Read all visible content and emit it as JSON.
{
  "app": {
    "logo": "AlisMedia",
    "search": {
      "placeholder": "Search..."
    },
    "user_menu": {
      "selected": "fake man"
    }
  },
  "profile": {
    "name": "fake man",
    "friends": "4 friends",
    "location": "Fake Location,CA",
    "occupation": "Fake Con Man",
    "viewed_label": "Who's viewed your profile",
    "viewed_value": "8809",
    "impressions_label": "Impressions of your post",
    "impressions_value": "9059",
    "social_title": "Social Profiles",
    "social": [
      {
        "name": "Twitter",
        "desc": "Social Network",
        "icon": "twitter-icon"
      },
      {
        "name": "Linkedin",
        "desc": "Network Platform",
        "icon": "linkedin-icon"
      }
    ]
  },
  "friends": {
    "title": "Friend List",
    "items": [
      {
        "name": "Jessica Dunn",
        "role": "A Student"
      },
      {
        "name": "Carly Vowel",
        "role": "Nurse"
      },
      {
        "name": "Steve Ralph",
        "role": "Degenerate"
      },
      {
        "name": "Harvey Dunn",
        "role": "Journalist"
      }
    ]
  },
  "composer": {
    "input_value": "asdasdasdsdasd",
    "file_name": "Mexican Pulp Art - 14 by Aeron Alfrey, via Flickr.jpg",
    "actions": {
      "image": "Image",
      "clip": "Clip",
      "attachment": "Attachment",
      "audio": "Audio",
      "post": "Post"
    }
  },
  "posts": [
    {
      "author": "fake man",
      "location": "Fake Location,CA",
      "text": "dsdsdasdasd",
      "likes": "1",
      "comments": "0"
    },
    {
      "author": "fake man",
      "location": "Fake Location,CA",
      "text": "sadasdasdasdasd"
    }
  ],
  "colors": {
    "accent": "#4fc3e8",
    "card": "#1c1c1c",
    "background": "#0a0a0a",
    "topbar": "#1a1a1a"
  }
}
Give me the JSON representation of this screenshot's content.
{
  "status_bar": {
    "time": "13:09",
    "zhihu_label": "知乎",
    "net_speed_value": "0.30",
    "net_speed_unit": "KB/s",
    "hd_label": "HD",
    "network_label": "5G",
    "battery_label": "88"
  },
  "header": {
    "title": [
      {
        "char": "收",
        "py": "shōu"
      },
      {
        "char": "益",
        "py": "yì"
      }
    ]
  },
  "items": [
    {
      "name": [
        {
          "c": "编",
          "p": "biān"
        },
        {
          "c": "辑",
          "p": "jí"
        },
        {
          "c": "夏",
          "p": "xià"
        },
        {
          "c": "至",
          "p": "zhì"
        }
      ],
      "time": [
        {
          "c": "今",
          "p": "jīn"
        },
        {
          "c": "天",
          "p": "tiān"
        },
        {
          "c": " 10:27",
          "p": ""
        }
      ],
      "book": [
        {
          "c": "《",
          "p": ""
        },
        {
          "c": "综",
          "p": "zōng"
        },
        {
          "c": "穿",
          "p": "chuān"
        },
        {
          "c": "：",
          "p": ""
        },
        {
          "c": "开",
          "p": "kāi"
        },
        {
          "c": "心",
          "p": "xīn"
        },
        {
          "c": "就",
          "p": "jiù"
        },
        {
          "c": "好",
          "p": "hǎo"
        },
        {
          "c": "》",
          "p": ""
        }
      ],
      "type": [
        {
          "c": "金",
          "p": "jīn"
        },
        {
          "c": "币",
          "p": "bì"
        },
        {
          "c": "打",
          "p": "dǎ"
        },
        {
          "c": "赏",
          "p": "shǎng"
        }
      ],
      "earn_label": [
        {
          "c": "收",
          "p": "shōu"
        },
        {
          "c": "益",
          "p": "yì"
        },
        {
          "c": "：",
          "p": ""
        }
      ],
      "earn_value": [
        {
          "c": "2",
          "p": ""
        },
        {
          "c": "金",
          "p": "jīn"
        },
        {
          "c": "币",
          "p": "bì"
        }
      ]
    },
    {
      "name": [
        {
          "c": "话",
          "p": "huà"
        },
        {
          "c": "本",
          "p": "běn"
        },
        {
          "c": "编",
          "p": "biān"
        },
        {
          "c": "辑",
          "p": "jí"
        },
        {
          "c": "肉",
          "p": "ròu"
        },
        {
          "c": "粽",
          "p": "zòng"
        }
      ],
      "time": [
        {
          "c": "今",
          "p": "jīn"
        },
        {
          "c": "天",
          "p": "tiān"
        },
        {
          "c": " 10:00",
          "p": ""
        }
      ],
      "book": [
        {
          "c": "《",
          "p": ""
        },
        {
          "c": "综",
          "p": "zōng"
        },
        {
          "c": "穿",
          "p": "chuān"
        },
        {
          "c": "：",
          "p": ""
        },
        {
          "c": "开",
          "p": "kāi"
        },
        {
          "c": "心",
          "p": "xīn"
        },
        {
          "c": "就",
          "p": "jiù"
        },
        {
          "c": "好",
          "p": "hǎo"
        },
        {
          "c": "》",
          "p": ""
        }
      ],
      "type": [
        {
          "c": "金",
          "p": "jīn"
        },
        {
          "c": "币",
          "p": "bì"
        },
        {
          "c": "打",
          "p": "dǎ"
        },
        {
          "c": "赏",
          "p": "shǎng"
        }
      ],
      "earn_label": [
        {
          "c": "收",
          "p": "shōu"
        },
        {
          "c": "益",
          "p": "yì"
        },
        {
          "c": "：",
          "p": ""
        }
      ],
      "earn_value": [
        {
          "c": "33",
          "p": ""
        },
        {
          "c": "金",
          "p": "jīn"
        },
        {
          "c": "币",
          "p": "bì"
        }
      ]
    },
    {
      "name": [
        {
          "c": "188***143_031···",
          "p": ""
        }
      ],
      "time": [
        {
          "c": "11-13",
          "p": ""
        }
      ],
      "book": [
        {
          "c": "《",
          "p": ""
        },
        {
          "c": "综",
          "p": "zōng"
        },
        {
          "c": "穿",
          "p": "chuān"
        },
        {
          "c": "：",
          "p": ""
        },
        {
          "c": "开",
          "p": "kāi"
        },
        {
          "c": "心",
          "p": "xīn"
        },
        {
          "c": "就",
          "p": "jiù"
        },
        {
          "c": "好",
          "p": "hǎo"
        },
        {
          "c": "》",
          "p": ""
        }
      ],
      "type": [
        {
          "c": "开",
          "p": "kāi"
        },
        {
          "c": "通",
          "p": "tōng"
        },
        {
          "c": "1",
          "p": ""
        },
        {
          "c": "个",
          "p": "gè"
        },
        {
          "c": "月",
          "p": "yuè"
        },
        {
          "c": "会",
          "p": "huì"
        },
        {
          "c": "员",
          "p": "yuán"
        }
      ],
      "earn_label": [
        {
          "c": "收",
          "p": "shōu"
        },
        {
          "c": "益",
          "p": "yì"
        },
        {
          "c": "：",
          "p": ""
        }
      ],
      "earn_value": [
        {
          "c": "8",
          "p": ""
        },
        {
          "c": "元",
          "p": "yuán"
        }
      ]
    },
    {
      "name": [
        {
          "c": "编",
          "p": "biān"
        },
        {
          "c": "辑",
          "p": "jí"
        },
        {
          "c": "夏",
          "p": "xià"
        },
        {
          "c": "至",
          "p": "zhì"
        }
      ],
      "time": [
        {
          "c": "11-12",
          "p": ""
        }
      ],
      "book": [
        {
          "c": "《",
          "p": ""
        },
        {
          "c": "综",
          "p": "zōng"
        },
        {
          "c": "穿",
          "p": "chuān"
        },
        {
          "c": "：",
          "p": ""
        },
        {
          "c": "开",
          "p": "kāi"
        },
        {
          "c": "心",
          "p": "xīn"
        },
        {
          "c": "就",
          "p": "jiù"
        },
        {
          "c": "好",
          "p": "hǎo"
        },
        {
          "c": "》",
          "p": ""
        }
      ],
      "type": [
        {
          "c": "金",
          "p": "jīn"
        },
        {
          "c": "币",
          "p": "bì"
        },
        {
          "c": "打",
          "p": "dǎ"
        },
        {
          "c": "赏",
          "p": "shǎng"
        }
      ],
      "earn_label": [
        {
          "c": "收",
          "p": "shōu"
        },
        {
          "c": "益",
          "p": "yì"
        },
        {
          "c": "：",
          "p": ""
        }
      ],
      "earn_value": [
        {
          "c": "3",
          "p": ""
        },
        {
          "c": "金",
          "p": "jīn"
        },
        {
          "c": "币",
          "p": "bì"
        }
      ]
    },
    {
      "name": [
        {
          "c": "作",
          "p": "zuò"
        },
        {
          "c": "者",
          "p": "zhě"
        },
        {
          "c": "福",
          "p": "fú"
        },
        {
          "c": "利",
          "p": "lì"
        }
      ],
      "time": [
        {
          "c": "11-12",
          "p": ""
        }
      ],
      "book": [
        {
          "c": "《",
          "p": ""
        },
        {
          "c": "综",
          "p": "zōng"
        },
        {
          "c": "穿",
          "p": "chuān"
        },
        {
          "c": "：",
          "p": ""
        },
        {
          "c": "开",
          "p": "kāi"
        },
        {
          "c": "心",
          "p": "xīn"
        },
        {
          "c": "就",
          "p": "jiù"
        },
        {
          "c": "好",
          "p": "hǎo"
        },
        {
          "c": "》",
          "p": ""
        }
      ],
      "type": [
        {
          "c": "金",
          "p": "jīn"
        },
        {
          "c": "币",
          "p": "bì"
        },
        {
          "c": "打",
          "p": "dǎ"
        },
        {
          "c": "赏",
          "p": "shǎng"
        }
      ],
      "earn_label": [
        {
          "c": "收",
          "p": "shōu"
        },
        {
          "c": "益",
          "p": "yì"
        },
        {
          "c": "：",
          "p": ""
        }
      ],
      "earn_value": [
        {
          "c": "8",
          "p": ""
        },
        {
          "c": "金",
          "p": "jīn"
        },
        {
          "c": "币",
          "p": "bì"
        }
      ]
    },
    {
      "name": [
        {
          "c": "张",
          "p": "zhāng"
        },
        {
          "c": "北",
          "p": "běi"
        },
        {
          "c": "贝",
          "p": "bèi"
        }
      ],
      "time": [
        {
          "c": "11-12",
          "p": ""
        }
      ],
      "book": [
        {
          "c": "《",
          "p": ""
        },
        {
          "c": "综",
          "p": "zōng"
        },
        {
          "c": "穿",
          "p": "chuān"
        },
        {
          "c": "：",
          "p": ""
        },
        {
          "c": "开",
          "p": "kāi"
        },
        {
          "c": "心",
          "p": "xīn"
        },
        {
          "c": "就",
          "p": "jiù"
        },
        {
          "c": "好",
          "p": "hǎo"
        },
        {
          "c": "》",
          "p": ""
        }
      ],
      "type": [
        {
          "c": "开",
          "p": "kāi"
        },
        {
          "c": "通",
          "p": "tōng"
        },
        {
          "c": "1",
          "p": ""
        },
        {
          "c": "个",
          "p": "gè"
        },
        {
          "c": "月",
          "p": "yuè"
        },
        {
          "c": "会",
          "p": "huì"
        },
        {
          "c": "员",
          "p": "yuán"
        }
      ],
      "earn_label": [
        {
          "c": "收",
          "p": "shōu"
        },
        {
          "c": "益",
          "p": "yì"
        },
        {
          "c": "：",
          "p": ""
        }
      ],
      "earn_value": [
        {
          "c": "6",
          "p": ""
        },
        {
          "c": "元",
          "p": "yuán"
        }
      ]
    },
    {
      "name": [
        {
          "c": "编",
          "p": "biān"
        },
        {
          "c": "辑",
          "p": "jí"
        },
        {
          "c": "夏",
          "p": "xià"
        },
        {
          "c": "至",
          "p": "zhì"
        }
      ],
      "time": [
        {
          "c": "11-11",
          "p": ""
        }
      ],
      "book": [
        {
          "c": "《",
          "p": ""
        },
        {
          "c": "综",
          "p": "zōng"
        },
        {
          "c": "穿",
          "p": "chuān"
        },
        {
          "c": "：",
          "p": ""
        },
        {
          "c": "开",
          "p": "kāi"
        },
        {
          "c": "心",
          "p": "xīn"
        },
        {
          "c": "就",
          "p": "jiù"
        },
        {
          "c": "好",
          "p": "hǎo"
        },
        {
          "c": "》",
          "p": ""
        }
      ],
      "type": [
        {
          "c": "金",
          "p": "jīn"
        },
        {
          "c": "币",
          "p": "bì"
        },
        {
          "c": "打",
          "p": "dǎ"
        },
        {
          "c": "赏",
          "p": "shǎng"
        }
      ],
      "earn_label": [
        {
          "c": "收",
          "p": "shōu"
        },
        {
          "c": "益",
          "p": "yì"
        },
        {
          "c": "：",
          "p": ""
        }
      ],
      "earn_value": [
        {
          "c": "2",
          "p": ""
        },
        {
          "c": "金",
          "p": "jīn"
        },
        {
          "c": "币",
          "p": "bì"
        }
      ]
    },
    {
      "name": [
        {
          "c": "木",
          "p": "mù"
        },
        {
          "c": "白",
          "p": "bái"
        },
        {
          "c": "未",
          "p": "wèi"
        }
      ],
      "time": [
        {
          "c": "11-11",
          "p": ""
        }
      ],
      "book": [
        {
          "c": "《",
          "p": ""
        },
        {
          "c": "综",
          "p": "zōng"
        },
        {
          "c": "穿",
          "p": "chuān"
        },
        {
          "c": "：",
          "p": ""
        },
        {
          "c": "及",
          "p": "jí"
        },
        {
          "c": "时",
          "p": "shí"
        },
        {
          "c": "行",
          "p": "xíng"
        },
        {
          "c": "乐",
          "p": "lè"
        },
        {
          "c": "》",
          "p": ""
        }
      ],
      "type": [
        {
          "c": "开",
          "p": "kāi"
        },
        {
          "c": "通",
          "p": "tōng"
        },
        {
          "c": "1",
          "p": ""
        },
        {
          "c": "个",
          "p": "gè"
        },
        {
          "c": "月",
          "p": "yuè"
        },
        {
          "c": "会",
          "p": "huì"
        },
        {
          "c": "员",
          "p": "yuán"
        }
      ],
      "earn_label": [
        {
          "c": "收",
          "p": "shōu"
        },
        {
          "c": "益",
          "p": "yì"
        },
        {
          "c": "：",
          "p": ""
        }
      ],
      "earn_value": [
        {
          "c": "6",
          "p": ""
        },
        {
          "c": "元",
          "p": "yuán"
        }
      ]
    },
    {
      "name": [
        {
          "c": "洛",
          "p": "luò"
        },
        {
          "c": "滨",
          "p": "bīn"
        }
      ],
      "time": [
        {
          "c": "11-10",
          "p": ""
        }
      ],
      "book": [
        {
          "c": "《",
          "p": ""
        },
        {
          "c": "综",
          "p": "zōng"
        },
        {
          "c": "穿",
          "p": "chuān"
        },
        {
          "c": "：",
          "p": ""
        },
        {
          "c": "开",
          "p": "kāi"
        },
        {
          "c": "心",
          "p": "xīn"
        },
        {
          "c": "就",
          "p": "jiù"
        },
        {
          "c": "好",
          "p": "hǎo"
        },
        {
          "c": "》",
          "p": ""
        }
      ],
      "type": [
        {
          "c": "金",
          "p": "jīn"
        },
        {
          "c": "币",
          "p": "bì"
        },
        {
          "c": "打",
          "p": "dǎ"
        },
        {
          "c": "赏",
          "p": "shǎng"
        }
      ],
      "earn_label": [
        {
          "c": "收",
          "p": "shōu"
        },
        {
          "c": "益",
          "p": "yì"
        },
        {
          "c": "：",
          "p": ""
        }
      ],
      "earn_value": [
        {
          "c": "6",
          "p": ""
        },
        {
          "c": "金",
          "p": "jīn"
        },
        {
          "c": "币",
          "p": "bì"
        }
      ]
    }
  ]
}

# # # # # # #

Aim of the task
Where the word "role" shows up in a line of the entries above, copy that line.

Task answer
        "role": "A Student"
        "role": "Nurse"
        "role": "Degenerate"
        "role": "Journalist"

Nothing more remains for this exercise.